CAIRO, March 20 (Xinhua) -- Egypt's exports to the European Union (EU) markets rose by 24 percent in 2017 to reach 7.5 billion euros (9.2 billion U.S. dollars) compared to 6.3 billion euros (7.7 billion U.S. dollars) a year earlier, the Egyptian trade and industry minister said on Tuesday.
Egypt's Minister of Trade and Industry Tarek Kabil stressed the importance of translating the strategic relations between Egypt and the EU into "balanced trade relations that achieve the common interests of both economies alike."
Kabil's remarks came during his meeting with EU trade commissioner Cecilia Malmstrom in the capital Cairo, where he emphasized that the EU is the number one foreign investor in Egypt.
The Egyptian minister also noted that Egypt's imports from the EU delined in 2017 by three percent to reach 18.2 billion euros (22.35 billion dollars) compared to 18.8 billion euros (23 billion dollars) in 2016.
In mid-January, an Egyptian official report said that the country's non-oil exports increased by 9 percent to exceed 21 billion dollars in 2017 compared to 19.3 billion dollars in 2016.
Egypt has been suffering economic recession over the past few years of political instability and relevant security challenges.

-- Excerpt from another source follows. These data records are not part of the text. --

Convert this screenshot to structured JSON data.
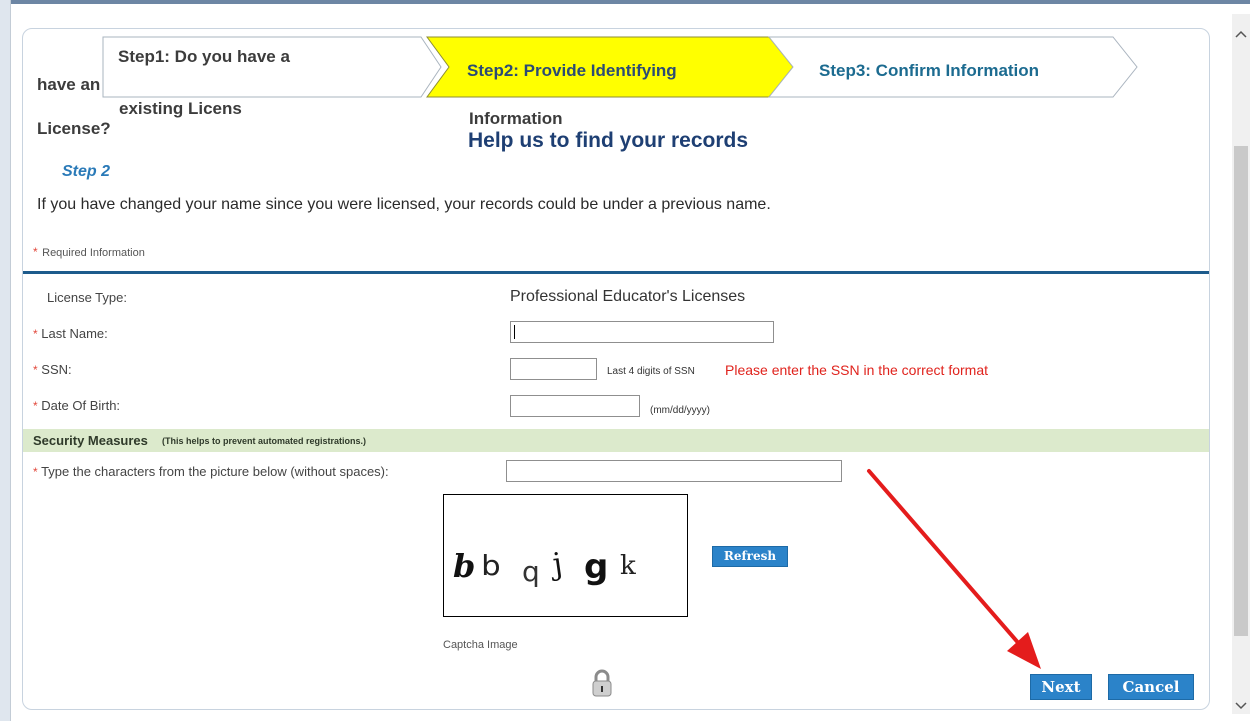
{
  "wizard": {
    "step1_line1": "Step1: Do you have a",
    "step1_line2": "existing Licens",
    "step1_overflow_a": "have an",
    "step1_overflow_b": "License?",
    "step2_line1": "Step2: Provide Identifying",
    "step2_line2": "Information",
    "step3": "Step3: Confirm Information",
    "colors": {
      "active_step": "#ffff00",
      "step3_text": "#1c6b90"
    }
  },
  "page": {
    "heading": "Help us to find your records",
    "step_label": "Step 2",
    "intro": "If you have changed your name since you were licensed, your records could be under a previous name.",
    "required_star": "*",
    "required_note": "Required Information"
  },
  "form": {
    "license_type_label": "License Type:",
    "license_type_value": "Professional Educator's Licenses",
    "last_name_label": "Last Name:",
    "last_name_value": "",
    "ssn_label": "SSN:",
    "ssn_value": "",
    "ssn_hint": "Last 4 digits of SSN",
    "ssn_error": "Please enter the SSN in the correct format",
    "dob_label": "Date Of Birth:",
    "dob_value": "",
    "dob_hint": "(mm/dd/yyyy)"
  },
  "security": {
    "title": "Security Measures",
    "subtitle": "(This helps to prevent automated registrations.)",
    "prompt": "Type the characters from the picture below (without spaces):",
    "captcha_value": "",
    "captcha_text": "bbqjgk",
    "refresh_label": "Refresh",
    "captcha_caption": "Captcha Image"
  },
  "actions": {
    "next_label": "Next",
    "cancel_label": "Cancel"
  }
}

To boost economy, Egypt started in late 2016 with full local currency floatation as an initial step of a strict three-year economic reform program based on austerity measures, fuel and energy subsidy cuts and tax hikes.
Egypt's reform plan has been encouraged by a 12-billion-dollar loan from the International Monetary Fund, half of which has already been delivered to the most populous Arab country.